PROBLEM DESCRIPTION: Go through the entries below. Copy each line in which "Cross" appears.

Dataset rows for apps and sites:
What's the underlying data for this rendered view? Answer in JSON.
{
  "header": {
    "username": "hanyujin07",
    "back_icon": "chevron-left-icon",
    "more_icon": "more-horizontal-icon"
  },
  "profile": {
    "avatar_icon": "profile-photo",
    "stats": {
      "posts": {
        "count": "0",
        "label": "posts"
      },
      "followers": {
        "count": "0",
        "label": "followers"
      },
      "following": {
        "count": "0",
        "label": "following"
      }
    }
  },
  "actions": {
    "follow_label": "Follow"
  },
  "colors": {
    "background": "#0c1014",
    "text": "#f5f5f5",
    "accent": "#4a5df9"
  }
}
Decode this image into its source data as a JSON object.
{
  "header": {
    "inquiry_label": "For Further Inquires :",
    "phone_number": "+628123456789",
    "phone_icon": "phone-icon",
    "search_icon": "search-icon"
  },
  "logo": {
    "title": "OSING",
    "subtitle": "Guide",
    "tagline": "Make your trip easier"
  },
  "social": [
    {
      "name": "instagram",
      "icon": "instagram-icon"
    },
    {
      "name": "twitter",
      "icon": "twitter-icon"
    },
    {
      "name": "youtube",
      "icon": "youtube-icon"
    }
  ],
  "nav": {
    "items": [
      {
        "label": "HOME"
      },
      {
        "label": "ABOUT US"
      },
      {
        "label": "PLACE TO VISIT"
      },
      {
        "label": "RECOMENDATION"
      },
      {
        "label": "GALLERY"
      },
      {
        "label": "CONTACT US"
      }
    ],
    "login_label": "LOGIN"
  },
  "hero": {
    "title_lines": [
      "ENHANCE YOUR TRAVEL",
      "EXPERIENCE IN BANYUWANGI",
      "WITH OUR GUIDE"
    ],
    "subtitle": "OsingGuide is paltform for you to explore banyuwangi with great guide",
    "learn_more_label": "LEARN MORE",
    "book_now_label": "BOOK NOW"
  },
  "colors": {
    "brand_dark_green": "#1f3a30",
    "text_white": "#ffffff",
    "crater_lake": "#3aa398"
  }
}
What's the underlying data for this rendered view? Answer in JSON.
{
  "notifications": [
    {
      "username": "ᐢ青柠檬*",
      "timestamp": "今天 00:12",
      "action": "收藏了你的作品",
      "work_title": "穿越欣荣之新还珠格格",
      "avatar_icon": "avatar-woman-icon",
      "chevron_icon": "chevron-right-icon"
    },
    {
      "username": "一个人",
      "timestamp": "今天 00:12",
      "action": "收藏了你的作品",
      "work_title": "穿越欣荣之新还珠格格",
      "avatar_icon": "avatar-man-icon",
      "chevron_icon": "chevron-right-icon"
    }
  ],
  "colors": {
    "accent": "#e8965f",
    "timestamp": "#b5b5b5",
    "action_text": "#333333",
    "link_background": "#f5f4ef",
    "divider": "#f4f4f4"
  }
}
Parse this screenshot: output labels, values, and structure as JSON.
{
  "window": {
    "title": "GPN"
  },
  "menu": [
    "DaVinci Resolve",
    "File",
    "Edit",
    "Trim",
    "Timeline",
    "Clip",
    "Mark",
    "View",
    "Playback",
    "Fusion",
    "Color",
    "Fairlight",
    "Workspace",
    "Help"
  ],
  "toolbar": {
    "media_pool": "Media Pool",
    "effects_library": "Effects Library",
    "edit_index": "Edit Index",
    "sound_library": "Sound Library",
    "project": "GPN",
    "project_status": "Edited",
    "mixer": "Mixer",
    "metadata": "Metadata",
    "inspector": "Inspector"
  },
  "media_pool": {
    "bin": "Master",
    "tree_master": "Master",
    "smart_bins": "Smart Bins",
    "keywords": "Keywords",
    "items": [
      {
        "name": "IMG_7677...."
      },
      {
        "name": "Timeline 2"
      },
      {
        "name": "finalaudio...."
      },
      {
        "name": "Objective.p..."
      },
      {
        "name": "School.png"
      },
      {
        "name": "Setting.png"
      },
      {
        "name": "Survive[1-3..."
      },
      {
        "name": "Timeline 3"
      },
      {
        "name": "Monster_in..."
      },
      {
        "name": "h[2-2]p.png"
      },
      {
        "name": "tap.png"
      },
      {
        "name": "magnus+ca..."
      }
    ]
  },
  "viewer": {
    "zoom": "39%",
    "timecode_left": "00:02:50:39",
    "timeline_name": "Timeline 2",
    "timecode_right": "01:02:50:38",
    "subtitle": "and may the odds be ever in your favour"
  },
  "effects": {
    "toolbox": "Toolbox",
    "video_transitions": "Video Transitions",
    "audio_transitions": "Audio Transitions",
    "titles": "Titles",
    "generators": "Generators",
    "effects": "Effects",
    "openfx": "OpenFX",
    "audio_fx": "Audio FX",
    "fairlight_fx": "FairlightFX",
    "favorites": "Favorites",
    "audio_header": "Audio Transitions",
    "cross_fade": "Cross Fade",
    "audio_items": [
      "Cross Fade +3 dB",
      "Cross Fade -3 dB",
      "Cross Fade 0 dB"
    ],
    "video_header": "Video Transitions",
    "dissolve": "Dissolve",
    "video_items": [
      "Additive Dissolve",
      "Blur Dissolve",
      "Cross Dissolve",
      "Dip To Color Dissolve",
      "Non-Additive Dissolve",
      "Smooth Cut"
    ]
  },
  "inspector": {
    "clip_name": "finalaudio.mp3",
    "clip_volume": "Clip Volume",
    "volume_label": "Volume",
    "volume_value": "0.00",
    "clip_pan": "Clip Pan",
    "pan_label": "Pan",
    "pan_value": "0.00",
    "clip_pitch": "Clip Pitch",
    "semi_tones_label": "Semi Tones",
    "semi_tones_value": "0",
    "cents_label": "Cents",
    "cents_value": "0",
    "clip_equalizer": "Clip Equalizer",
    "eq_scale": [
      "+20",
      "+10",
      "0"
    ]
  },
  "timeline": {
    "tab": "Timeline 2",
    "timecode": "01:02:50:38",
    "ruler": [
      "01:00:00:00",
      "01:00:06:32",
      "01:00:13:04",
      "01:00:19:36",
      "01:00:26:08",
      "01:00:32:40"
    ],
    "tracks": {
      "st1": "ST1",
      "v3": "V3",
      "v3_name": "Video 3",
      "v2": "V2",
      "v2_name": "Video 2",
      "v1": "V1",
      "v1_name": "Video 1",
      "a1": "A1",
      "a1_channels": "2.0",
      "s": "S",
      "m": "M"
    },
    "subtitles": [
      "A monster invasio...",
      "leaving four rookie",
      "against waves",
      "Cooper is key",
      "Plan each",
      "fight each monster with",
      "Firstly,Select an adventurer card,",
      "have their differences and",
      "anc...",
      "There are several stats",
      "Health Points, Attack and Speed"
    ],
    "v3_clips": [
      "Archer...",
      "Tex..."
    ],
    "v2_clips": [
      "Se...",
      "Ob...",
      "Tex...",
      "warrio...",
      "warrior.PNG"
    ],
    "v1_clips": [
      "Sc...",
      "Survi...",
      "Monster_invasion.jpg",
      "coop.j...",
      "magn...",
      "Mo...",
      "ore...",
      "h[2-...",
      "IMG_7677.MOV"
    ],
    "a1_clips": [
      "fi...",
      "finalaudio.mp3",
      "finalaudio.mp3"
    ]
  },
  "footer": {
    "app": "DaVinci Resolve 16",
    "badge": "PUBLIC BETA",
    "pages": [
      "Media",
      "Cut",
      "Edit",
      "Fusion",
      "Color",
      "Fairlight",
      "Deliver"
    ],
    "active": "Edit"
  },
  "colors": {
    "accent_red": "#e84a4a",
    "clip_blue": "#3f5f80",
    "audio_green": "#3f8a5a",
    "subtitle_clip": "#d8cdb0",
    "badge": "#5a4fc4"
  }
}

COMPLETED EXERCISE:
    "cross_fade": "Cross Fade",
      "Cross Fade +3 dB",
      "Cross Fade -3 dB",
      "Cross Fade 0 dB"
      "Cross Dissolve",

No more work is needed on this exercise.